> Aim of the exercise
Write the listing out once more, with every line exactly as it stands.
##### Material provided
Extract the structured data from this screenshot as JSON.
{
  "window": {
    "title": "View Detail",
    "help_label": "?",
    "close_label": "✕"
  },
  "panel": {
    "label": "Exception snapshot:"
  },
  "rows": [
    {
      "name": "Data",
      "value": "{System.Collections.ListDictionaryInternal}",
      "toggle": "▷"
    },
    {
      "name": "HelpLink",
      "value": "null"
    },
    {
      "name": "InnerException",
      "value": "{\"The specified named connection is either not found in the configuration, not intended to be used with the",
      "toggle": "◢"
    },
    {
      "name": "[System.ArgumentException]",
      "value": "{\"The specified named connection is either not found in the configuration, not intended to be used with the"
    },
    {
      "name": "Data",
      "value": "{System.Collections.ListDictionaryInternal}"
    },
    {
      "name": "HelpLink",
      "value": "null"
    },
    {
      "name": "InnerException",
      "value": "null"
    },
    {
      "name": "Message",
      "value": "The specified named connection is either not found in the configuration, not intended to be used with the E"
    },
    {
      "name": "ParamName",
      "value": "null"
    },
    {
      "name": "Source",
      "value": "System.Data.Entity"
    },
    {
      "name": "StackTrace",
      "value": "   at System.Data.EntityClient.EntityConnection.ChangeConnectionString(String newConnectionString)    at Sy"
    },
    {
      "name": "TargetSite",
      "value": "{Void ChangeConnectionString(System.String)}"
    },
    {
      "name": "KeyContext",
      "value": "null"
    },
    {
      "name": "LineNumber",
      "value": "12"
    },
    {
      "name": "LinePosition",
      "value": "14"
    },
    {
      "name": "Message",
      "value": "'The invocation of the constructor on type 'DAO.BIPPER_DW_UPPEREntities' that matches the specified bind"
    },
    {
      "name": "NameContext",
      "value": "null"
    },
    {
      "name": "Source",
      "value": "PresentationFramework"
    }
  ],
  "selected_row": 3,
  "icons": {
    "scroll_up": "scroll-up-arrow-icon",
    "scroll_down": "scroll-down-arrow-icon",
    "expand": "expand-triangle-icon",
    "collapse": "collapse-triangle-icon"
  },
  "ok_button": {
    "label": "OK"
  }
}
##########
> Response to the task
Extract the structured data from this screenshot as JSON.
{
  "window": {
    "title": "View Detail",
    "help_label": "?",
    "close_label": "✕"
  },
  "panel": {
    "label": "Exception snapshot:"
  },
  "rows": [
    {
      "name": "Data",
      "value": "{System.Collections.ListDictionaryInternal}",
      "toggle": "▷"
    },
    {
      "name": "HelpLink",
      "value": "null"
    },
    {
      "name": "InnerException",
      "value": "{\"The specified named connection is either not found in the configuration, not intended to be used with the",
      "toggle": "◢"
    },
    {
      "name": "[System.ArgumentException]",
      "value": "{\"The specified named connection is either not found in the configuration, not intended to be used with the"
    },
    {
      "name": "Data",
      "value": "{System.Collections.ListDictionaryInternal}"
    },
    {
      "name": "HelpLink",
      "value": "null"
    },
    {
      "name": "InnerException",
      "value": "null"
    },
    {
      "name": "Message",
      "value": "The specified named connection is either not found in the configuration, not intended to be used with the E"
    },
    {
      "name": "ParamName",
      "value": "null"
    },
    {
      "name": "Source",
      "value": "System.Data.Entity"
    },
    {
      "name": "StackTrace",
      "value": "   at System.Data.EntityClient.EntityConnection.ChangeConnectionString(String newConnectionString)    at Sy"
    },
    {
      "name": "TargetSite",
      "value": "{Void ChangeConnectionString(System.String)}"
    },
    {
      "name": "KeyContext",
      "value": "null"
    },
    {
      "name": "LineNumber",
      "value": "12"
    },
    {
      "name": "LinePosition",
      "value": "14"
    },
    {
      "name": "Message",
      "value": "'The invocation of the constructor on type 'DAO.BIPPER_DW_UPPEREntities' that matches the specified bind"
    },
    {
      "name": "NameContext",
      "value": "null"
    },
    {
      "name": "Source",
      "value": "PresentationFramework"
    }
  ],
  "selected_row": 3,
  "icons": {
    "scroll_up": "scroll-up-arrow-icon",
    "scroll_down": "scroll-down-arrow-icon",
    "expand": "expand-triangle-icon",
    "collapse": "collapse-triangle-icon"
  },
  "ok_button": {
    "label": "OK"
  }
}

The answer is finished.